(Guest Post by Matthew Ladner)
Over at RedefinED I make the case that David Osborne’s fears of universal education savings accounts have in fact already come to pass with universal public schooling. Osborne opposes universal ESAs because he fears that wealthy families would top-off, well, guess what has been going on since the early 1970s:

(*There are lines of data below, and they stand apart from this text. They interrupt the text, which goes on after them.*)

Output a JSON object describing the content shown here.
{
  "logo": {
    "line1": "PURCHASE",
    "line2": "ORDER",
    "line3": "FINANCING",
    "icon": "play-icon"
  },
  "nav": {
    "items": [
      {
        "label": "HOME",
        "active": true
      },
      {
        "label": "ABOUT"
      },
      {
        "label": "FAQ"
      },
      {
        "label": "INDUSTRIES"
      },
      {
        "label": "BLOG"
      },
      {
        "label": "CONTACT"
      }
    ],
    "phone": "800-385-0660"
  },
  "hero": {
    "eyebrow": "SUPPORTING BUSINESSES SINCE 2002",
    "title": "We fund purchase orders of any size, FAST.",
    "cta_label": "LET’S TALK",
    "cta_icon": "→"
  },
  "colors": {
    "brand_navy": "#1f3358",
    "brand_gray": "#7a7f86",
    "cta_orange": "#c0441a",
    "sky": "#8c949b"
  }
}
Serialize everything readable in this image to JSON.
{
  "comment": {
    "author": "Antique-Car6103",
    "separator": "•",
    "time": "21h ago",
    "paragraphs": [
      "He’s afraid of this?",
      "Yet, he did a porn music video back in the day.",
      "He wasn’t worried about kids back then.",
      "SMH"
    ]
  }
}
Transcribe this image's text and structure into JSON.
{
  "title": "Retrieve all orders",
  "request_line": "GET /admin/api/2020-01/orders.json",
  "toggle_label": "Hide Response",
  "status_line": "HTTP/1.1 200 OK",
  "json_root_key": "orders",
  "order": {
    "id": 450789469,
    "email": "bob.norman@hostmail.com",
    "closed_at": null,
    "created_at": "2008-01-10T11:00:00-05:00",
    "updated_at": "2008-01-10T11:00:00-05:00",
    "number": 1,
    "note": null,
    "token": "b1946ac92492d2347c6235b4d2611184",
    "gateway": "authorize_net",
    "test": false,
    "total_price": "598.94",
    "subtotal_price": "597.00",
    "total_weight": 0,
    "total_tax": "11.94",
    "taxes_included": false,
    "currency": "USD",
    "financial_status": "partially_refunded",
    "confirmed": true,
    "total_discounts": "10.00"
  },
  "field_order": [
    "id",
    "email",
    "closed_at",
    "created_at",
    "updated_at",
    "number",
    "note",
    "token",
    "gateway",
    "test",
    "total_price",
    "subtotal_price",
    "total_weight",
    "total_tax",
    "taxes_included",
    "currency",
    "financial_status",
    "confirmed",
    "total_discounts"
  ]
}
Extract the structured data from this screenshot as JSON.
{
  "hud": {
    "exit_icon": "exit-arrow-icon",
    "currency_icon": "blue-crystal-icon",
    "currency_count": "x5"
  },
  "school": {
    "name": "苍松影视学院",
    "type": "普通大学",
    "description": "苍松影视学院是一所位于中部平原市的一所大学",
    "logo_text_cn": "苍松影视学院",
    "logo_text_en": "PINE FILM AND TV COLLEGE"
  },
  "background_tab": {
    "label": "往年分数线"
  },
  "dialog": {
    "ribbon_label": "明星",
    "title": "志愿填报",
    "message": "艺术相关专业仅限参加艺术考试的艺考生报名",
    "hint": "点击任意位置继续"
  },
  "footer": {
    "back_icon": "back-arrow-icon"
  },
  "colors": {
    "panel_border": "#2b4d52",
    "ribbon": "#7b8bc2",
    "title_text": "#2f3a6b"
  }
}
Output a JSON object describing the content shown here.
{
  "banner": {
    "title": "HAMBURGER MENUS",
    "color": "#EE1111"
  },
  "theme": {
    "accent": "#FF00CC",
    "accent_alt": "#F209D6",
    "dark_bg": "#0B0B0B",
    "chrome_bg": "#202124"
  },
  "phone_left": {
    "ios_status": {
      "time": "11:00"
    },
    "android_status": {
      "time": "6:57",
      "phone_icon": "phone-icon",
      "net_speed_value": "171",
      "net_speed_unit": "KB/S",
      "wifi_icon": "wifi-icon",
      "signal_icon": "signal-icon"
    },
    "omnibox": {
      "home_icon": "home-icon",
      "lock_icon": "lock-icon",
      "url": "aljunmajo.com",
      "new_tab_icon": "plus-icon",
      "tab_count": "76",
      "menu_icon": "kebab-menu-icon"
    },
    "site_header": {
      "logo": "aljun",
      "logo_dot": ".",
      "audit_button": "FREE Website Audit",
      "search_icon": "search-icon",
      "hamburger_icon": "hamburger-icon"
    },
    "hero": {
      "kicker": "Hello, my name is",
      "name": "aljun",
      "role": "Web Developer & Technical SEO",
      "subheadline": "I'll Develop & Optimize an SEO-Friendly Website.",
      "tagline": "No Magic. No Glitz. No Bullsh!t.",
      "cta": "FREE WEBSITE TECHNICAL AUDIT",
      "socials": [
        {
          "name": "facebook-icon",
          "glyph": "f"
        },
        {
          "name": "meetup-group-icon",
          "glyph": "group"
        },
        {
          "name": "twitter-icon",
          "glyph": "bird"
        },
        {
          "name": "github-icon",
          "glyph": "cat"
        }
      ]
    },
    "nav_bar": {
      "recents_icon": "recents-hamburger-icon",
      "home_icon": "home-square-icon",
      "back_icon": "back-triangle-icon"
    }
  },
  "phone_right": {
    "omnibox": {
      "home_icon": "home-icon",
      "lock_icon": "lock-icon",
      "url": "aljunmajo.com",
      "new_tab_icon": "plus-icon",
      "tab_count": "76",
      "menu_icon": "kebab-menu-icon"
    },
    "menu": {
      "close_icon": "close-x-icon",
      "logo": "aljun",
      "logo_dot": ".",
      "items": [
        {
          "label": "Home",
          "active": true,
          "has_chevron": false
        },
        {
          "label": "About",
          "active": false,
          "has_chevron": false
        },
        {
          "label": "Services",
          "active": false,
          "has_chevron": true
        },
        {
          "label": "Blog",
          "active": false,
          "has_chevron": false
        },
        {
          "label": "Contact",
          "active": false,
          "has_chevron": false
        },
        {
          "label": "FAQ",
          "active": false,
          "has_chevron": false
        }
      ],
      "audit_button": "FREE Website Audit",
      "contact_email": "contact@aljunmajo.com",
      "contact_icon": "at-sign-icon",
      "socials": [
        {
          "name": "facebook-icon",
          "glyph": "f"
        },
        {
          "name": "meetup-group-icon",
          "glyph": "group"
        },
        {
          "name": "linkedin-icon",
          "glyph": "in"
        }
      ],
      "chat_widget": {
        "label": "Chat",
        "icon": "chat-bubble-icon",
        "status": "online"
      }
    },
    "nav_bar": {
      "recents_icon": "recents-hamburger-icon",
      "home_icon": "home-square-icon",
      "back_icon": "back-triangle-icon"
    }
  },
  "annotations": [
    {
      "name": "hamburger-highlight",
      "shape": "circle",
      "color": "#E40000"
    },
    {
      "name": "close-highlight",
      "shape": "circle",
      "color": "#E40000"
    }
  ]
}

The age of multi-vendor education dawned for upper income families decades ago. John Stuart Mill made a respectable case that government should restrict education activity to providing subsidies for the poor, but the justice and political viability of such a system seems deeply suspect given that no one has ever been told they can’t attend a education institution because their parents paid too many taxes. The best solution imo is to provide broad access with a significantly higher level of subsidy, but consider this your invitation to read the piece and reveal the flaws in thinking in the below comments section.